§ **EXERCISE BRIEF**
Repeat the full listing that follows, word for word.

§ **RAW DATA**
==================================================

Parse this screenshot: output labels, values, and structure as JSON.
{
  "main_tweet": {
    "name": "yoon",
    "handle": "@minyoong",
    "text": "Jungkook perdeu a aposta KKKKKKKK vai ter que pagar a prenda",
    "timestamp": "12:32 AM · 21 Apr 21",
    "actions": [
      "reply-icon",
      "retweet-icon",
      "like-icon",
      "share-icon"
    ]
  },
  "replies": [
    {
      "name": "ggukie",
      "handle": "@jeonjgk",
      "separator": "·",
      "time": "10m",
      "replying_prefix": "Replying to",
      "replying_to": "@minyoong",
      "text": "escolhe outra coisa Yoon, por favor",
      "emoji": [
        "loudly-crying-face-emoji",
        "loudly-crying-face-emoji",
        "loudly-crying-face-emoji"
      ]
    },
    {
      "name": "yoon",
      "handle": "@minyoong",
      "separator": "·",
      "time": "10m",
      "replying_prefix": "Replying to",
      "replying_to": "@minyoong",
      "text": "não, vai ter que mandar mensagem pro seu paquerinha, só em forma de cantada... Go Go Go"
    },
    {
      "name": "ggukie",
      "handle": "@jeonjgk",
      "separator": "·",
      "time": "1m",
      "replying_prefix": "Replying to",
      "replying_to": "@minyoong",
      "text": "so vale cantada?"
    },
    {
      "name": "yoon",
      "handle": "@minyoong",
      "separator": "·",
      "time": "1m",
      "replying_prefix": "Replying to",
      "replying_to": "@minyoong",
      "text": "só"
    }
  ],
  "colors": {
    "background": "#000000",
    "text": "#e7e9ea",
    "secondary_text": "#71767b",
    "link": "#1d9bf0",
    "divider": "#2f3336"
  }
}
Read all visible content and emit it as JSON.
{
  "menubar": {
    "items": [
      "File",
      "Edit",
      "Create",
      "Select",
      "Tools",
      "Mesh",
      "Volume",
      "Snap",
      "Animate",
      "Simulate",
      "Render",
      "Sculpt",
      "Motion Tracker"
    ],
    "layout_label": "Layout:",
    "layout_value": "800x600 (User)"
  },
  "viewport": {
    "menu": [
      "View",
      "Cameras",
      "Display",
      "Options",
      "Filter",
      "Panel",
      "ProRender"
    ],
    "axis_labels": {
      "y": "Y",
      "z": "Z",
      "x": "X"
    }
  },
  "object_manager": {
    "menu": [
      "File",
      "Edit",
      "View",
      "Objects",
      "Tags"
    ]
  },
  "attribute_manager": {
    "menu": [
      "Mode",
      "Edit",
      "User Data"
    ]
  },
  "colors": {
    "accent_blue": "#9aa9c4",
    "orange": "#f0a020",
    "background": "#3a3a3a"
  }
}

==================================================

§ **RESPONSE TO THE TASK**
Parse this screenshot: output labels, values, and structure as JSON.
{
  "main_tweet": {
    "name": "yoon",
    "handle": "@minyoong",
    "text": "Jungkook perdeu a aposta KKKKKKKK vai ter que pagar a prenda",
    "timestamp": "12:32 AM · 21 Apr 21",
    "actions": [
      "reply-icon",
      "retweet-icon",
      "like-icon",
      "share-icon"
    ]
  },
  "replies": [
    {
      "name": "ggukie",
      "handle": "@jeonjgk",
      "separator": "·",
      "time": "10m",
      "replying_prefix": "Replying to",
      "replying_to": "@minyoong",
      "text": "escolhe outra coisa Yoon, por favor",
      "emoji": [
        "loudly-crying-face-emoji",
        "loudly-crying-face-emoji",
        "loudly-crying-face-emoji"
      ]
    },
    {
      "name": "yoon",
      "handle": "@minyoong",
      "separator": "·",
      "time": "10m",
      "replying_prefix": "Replying to",
      "replying_to": "@minyoong",
      "text": "não, vai ter que mandar mensagem pro seu paquerinha, só em forma de cantada... Go Go Go"
    },
    {
      "name": "ggukie",
      "handle": "@jeonjgk",
      "separator": "·",
      "time": "1m",
      "replying_prefix": "Replying to",
      "replying_to": "@minyoong",
      "text": "so vale cantada?"
    },
    {
      "name": "yoon",
      "handle": "@minyoong",
      "separator": "·",
      "time": "1m",
      "replying_prefix": "Replying to",
      "replying_to": "@minyoong",
      "text": "só"
    }
  ],
  "colors": {
    "background": "#000000",
    "text": "#e7e9ea",
    "secondary_text": "#71767b",
    "link": "#1d9bf0",
    "divider": "#2f3336"
  }
}
Read all visible content and emit it as JSON.
{
  "menubar": {
    "items": [
      "File",
      "Edit",
      "Create",
      "Select",
      "Tools",
      "Mesh",
      "Volume",
      "Snap",
      "Animate",
      "Simulate",
      "Render",
      "Sculpt",
      "Motion Tracker"
    ],
    "layout_label": "Layout:",
    "layout_value": "800x600 (User)"
  },
  "viewport": {
    "menu": [
      "View",
      "Cameras",
      "Display",
      "Options",
      "Filter",
      "Panel",
      "ProRender"
    ],
    "axis_labels": {
      "y": "Y",
      "z": "Z",
      "x": "X"
    }
  },
  "object_manager": {
    "menu": [
      "File",
      "Edit",
      "View",
      "Objects",
      "Tags"
    ]
  },
  "attribute_manager": {
    "menu": [
      "Mode",
      "Edit",
      "User Data"
    ]
  },
  "colors": {
    "accent_blue": "#9aa9c4",
    "orange": "#f0a020",
    "background": "#3a3a3a"
  }
}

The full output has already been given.